(Saved entries)
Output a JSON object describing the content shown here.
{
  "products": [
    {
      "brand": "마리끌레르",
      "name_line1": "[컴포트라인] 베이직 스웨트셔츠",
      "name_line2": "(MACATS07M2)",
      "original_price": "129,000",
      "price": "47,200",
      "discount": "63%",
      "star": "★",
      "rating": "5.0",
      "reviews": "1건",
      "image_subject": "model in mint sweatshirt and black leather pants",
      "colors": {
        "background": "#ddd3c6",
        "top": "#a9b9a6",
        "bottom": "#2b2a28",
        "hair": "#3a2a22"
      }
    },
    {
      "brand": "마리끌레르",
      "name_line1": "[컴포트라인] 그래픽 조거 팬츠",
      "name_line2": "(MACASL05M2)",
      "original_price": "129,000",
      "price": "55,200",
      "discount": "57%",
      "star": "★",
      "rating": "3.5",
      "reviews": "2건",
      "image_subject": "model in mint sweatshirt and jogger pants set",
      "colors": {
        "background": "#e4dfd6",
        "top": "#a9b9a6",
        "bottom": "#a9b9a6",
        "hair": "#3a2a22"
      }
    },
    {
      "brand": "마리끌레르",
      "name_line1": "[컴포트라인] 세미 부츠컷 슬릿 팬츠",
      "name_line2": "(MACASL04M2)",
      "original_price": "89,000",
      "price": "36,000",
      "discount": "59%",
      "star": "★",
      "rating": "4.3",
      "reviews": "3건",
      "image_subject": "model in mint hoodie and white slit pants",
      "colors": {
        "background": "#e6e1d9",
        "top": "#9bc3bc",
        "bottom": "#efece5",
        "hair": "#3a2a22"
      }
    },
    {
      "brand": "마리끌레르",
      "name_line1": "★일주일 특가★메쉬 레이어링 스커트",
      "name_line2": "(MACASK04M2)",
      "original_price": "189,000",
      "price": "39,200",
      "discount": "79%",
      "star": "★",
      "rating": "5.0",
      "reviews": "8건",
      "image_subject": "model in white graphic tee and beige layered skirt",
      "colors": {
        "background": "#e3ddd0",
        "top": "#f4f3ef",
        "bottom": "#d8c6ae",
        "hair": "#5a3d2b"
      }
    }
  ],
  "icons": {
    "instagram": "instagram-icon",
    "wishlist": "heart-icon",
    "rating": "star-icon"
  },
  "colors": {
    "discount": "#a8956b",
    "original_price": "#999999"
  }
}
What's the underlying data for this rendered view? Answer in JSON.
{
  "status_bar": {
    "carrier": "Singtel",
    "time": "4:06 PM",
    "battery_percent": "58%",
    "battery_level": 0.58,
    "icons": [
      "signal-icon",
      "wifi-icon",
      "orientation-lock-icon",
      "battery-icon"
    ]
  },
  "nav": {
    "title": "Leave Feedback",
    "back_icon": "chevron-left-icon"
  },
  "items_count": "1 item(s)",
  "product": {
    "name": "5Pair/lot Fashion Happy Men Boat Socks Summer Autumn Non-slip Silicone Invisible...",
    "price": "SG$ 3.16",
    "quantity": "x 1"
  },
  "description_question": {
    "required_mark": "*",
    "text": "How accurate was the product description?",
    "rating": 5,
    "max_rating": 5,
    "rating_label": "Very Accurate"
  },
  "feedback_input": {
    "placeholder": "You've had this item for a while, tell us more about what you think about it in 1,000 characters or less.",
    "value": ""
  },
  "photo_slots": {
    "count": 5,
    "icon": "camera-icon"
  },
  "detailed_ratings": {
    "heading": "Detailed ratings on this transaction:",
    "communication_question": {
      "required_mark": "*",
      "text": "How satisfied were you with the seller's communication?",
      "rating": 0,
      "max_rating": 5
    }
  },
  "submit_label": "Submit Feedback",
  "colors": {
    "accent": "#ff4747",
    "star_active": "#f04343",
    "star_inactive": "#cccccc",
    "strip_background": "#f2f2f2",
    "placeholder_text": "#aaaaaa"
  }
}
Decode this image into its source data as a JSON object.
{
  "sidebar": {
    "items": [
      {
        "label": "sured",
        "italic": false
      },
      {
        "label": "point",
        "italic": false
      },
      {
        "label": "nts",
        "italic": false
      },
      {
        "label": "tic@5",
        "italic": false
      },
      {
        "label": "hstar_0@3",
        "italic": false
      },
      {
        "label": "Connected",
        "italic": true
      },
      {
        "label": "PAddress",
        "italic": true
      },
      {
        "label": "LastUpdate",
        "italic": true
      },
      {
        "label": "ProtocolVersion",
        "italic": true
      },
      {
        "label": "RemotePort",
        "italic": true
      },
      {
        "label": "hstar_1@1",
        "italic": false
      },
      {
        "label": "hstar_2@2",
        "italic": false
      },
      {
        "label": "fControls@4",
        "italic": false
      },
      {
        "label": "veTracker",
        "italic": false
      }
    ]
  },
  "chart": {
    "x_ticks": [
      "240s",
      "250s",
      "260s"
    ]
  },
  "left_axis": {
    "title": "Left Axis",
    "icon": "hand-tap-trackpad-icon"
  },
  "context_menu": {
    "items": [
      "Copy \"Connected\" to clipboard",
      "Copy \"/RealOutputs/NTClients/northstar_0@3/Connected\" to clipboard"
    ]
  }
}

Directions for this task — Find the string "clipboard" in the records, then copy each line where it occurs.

Expected answer —
      "Copy \"Connected\" to clipboard",
      "Copy \"/RealOutputs/NTClients/northstar_0@3/Connected\" to clipboard"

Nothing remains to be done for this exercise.